CEP’s core microfinance program offers its clients two savings products and two loan products, which due to the high level of poverty among clients are used for income-generation. The two loan products differ primarily with respect to the frequency of loan repayments and are hence designated as weekly and monthly. The weekly loan product is targeted at unsalaried labourers with variable and infrequent incomes and the monthly loan product at workers who receive a monthly salary, but are in need of further income to supplement their salaries. Each of these loan products provides clients with capital to invest in a micro-enterprise that in turn enables the client to improve their well-being by facilitating sustainable increases in household income. CEP also offers two additional loan products, a housing improvement loan and a small business loan, but these products constitute only a very small part of CEP’s loan portfolio and are tied to specific projects.
CEP provides the following financial products:
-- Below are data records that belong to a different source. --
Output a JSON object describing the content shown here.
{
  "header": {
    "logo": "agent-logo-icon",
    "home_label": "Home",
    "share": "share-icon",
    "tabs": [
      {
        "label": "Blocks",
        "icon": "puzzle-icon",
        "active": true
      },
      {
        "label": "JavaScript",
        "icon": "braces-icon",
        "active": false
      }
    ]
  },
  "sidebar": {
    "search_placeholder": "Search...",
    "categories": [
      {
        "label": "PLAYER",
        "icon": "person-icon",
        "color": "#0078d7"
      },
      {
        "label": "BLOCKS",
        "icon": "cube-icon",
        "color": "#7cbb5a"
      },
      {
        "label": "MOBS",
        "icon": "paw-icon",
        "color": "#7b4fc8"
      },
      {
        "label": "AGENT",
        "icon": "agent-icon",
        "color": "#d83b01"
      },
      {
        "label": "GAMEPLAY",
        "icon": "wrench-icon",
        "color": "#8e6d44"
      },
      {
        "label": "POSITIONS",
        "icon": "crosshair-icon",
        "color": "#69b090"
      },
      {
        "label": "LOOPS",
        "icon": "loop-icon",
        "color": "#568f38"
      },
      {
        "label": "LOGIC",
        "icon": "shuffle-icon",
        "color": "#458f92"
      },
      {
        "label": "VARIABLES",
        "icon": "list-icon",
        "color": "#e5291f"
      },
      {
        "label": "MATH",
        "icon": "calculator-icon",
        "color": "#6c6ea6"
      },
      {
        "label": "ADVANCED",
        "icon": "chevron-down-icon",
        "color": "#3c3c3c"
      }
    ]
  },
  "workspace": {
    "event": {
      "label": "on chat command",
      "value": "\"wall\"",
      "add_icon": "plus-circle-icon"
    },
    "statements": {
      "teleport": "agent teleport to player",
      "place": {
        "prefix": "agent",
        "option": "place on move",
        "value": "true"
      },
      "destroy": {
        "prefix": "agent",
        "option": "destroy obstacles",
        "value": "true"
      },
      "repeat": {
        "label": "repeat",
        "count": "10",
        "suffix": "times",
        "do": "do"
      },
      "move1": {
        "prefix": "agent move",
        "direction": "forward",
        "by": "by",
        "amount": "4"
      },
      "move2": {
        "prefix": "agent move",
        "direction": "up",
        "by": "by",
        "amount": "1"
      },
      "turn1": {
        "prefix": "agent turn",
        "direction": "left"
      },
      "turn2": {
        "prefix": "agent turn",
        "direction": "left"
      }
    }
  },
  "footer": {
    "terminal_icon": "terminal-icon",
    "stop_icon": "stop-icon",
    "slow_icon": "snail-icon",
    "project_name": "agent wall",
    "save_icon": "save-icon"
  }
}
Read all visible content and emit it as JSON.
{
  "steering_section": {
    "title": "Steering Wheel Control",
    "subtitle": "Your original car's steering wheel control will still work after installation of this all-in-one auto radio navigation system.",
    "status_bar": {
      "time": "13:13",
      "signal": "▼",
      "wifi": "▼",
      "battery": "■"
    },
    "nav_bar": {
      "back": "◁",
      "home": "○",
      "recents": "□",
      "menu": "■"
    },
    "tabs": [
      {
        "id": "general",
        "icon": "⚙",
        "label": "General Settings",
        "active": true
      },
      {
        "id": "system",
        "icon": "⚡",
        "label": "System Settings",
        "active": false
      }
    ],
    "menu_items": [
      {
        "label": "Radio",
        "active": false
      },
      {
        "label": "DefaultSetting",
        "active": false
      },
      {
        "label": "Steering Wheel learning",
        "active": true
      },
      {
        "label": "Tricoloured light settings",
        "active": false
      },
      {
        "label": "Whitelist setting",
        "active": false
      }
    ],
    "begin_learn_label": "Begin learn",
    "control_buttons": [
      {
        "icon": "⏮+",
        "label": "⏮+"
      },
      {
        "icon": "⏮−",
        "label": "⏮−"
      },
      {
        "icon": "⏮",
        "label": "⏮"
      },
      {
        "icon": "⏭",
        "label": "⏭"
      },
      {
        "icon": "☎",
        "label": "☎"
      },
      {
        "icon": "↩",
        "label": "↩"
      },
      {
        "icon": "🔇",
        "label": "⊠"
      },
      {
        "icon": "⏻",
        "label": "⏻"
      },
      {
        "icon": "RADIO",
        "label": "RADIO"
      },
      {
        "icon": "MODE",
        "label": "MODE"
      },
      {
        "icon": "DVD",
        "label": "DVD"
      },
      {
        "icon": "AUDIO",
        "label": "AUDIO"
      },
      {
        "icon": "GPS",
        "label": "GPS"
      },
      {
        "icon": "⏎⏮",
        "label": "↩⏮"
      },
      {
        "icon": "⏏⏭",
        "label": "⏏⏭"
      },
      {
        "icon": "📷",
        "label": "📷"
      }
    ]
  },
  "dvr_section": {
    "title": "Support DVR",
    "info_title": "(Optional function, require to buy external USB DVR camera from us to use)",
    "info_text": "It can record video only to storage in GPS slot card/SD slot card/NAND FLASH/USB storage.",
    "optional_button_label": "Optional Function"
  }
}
• Two basic income generating loan products: a weekly loan; and a monthly loan.
• Two savings products: compulsory savings tied to CEP credit; and a voluntary savings product.
• A housing improvement loan.
• A small business loan for the development of small enterprises operated by low-income households.
In addition, CEP provides the following non-financial services, which are intended to enhance the impact of CEP’s microfinance program on reducing client poverty:
• Dissemination of educational materials on individual and community health and sanitation.
• Financial education training to CEP clients, focusing on budgeting and saving.
• Education scholarships to the children of clients at risk of leaving school before the age of 15.
• Livelihood development programs for clients unable to meet their basic needs.
• Provision of housing for clients that do not have access to adequate shelter.
• Immediate financial assistance to clients experiencing difficulties. This includes assistance to clients and their immediate families to pay for emergency medical treatment and funeral costs.
• Provision of basic foods and goods. This consists of the provision of packages of rice, cooking oil and other basic necessities for client families. Hide